6. Even though I was annoyed that I kept having to stop what I was doing to help Dylan with the stickers, it was a good fine motor activity for him and I did keep most of my grumbling to myself. Sure I was shrugging on the inside, but on the outside I stayed pretty neutral. And when he was done he was so proud of himself. He even took it to bed with him for his nap!
7. I got nothin about the tantrum. It was a tantrum in the most classic sense: he wanted a toy, I said no, he cried. Even though I wanted to have my own tantrum, it did illicit a conversation about the difference between “need” and “want” and I did tell him that I understood why he was frustrated. Now, in my current reflective state, I remember a babycenter.com article about how toddlers wear their hearts on their sleeves. Haven’t we all wanted to kick, scream, or cry out of frustration or disappointment at some points in our lives? We don’t because we know better, but 3-year-olds don’t. In fact, I’m a little jealous of his freedom to let it all out!
8. The “why” questions are really cute when it’s someone else’s kid.
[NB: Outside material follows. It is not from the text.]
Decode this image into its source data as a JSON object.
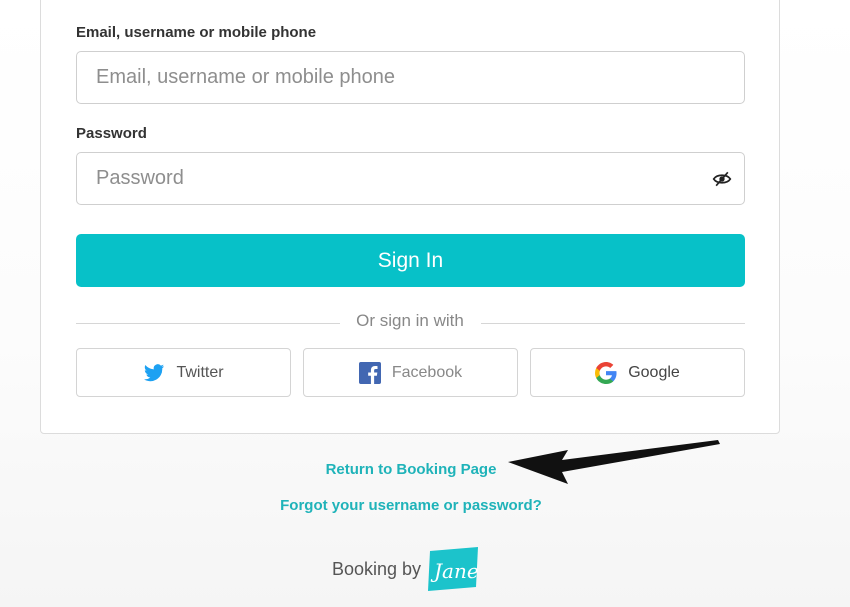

Most of the time I give him real answers. In fact, we discuss density almost every time he’s in the pool because he asks me why things sink or float so often! Today I was frustrated and his “why?”s didn’t have easy answers so I took the easy way out. It’s not the end of the world. I’ll answer them in the future I’m sure and all will be fine with his academic development.
9. I know we don’t scream in a library, but toddlers don’t. That librarian could have noticed that I was saying, “Please don’t scream, people are reading,” while also REMOVING my son from the library. It’s not like I was just letting him flail…. we were leaving. Plus, it’s entirely possible the stank eye was a result of a crappy day on her end and I was just one more thing. It might not have been the personal attack I imagined it to be. Once he settled down in the car, we did talk about why we have to be quiet in libraries. Also, it was nearing nap time, he was tired, quite simply.
10. So his lunch lacked fruits and veggies. Well, there’s always dinner. I did make the pizza homemade (last night’s leftovers) and I did make a whole wheat crust, so there’s that. Also, the pizza had mushrooms on it and tomato sauce and those both count as vegetables. It also had ham so the meal wasn’t an entire loss. He had a juice box and it was the 100% real juice organic kind so I’m going to call that a serving of fruit and be done with it.
11. I always feel bad when I use a snappy, negative, or sarcastic tone with him. All I can do is own it and try not to do it again. Can’t take it back, can’t undo it, might as well just try to fix it for the future. And P.S., in the moment, I wasn’t lying. I DID wish his dad was here!
On paper these things don’t seem that bad, but they were enough minor annoyances to put me in a fowl mood. While I don’t have time to write a reflective blog post everyday I do think there is something to be said for taking a minute to replay a day or situation and force yourself to look at it from a positive perpective. Even if you end up with “sure I wanted to scream ‘shut up’ at my child, but I didn’t.” In my book, that’s still a win!
My advice? Take a break from blogs and pinterest and instead make a list of things you do well as a parents. I think we moms need to cut ourselves some slack. And at the end of the day, the very fact that you’re worried about if you’re a good parent, probably means that you are one! 🙂